» **TASK OBJECTIVE**: The number needed is how many lines of the data hold the string "Windows". Give that number and nothing more.

[[ PROVIDED DATA, beginning ]]

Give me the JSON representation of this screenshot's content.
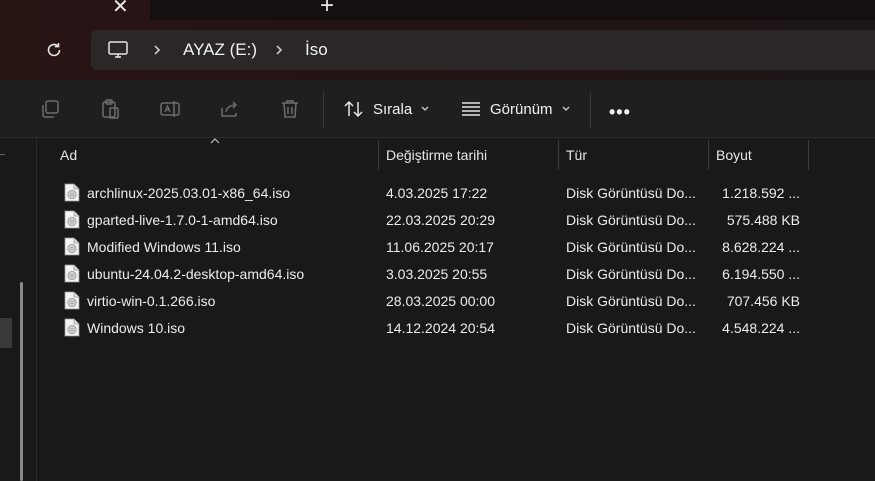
{
  "tabbar": {
    "close_glyph": "✕",
    "new_glyph": "+"
  },
  "address": {
    "icon": "computer-icon",
    "segments": [
      "AYAZ (E:)",
      "İso"
    ]
  },
  "toolbar": {
    "icons": [
      "copy-icon",
      "paste-icon",
      "rename-icon",
      "share-icon",
      "delete-icon"
    ],
    "sort_label": "Sırala",
    "view_label": "Görünüm",
    "more_label": "•••"
  },
  "columns": {
    "name": "Ad",
    "date": "Değiştirme tarihi",
    "type": "Tür",
    "size": "Boyut"
  },
  "files": [
    {
      "name": "archlinux-2025.03.01-x86_64.iso",
      "date": "4.03.2025 17:22",
      "type": "Disk Görüntüsü Do...",
      "size": "1.218.592 ..."
    },
    {
      "name": "gparted-live-1.7.0-1-amd64.iso",
      "date": "22.03.2025 20:29",
      "type": "Disk Görüntüsü Do...",
      "size": "575.488 KB"
    },
    {
      "name": "Modified Windows 11.iso",
      "date": "11.06.2025 20:17",
      "type": "Disk Görüntüsü Do...",
      "size": "8.628.224 ..."
    },
    {
      "name": "ubuntu-24.04.2-desktop-amd64.iso",
      "date": "3.03.2025 20:55",
      "type": "Disk Görüntüsü Do...",
      "size": "6.194.550 ..."
    },
    {
      "name": "virtio-win-0.1.266.iso",
      "date": "28.03.2025 00:00",
      "type": "Disk Görüntüsü Do...",
      "size": "707.456 KB"
    },
    {
      "name": "Windows 10.iso",
      "date": "14.12.2024 20:54",
      "type": "Disk Görüntüsü Do...",
      "size": "4.548.224 ..."
    }
  ]
}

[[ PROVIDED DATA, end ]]

» **FINISHED TASK**: 2